Q: Are there any benefits to taking maca root?
A: Maca is a plant that is a relative of the cruciferous family, and is native to South America. Its root has been consumed for centuries to boost endurance and energy, enhance fertility, and as an aphrodisiac. Traditionally, the root has been cooked and added to soups, turned into porridge, or prepared as a beverage. Today, maca root is frequently found in pill form, or as a powder supplement that is commonly added to oatmeal, smoothies, or juice. Consumers still use maca root to increase energy, endurance, and fertility. It is also being used to help with anemia, chronic fatigue syndrome, memory, hormonal imbalances, and additional ailments, including osteoporosis, certain cancers, HIV/AIDS, and tuberculosis, among others. Although there is preliminary evidence suggesting possible benefits of maca root in enhancing fertility and regulating hormones, there is insufficient research supporting health claims in general. While maca root is believed to be safe, pregnant or lactating women, and people taking medications, should consult their physician before consuming. In addition, individuals allergic to related vegetables, including broccoli, Brussels sprouts, cabbage, and cauliflower, should not consume it.
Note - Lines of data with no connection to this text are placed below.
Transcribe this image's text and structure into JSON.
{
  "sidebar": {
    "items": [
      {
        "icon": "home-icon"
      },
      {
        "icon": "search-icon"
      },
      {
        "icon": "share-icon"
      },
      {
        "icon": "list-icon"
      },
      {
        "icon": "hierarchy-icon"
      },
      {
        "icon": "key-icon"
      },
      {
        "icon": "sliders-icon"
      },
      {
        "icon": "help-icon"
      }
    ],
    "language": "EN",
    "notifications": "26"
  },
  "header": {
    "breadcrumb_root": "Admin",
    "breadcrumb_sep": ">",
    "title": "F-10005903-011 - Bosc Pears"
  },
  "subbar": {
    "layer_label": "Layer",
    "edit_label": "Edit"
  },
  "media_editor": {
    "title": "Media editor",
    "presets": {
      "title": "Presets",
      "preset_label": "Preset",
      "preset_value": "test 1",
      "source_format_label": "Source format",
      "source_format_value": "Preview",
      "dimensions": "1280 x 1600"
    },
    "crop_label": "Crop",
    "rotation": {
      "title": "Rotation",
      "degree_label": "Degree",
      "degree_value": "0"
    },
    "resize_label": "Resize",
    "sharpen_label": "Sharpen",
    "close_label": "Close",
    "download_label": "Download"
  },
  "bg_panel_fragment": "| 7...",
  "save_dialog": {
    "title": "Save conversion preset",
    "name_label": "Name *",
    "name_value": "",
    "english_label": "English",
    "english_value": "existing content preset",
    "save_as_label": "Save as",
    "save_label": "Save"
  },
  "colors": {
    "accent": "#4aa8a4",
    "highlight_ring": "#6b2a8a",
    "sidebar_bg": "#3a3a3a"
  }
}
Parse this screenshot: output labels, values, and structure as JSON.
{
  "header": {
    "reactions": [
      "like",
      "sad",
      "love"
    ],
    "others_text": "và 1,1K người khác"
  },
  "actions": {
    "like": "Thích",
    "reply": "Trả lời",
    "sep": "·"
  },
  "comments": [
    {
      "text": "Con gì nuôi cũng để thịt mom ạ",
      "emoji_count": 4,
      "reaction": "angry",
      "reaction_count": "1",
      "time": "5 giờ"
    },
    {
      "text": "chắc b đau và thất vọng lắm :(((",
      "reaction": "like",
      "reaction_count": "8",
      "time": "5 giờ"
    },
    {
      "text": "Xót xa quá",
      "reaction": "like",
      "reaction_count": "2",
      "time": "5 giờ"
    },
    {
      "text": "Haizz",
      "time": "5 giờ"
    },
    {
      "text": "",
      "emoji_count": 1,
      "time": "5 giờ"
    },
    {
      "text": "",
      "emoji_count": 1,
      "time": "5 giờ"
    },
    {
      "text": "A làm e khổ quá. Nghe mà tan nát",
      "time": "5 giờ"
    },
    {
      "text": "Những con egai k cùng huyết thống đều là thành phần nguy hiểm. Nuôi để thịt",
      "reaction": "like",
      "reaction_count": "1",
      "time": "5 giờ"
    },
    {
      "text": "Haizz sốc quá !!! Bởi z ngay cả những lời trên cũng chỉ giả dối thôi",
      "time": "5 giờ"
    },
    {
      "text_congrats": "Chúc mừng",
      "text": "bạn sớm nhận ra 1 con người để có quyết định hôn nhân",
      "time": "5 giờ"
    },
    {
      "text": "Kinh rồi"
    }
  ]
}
—Kaley, Todd, MS, RD
Q: What are DHEA supplements, and do they work?
A: Dehydroepiandrosterone (DHEA) is a naturally occurring hormone produced by the adrenal glands, which is used to synthesize estrogen and testosterone. Natural DHEA production begins declining in one’s 20s. Synthetic DHEA supplements have been touted to improve aging skin, mood, bone density, sexual function, athletic performance, and many other thus far unsubstantiated functions. Though some studies show benefits for female patients with adrenal insufficiency, these same benefits are not seen in people who have low DHEA levels because of aging. There is, however, some data to show a benefit for people with chronic fatigue syndrome, systemic lupus erythematosus, and depression associated with aging. DHEA supplements are not recommended for people who have hormone sensitive cancers, like prostate, ovarian, and breast cancers, or for pregnant and lactating women. Supplementation may also reduce HDL (“good”) cholesterol, which could increase the risk for heart disease. For people with diabetes, supplementing with DHEA may decrease insulin resistance and increase insulin sensitivity, and DHEA may increase the effects of medications, especially estrogen and testosterone. Much more research is needed before DHEA supplements can be recommended.
—Sharon Salomon, MS, RDN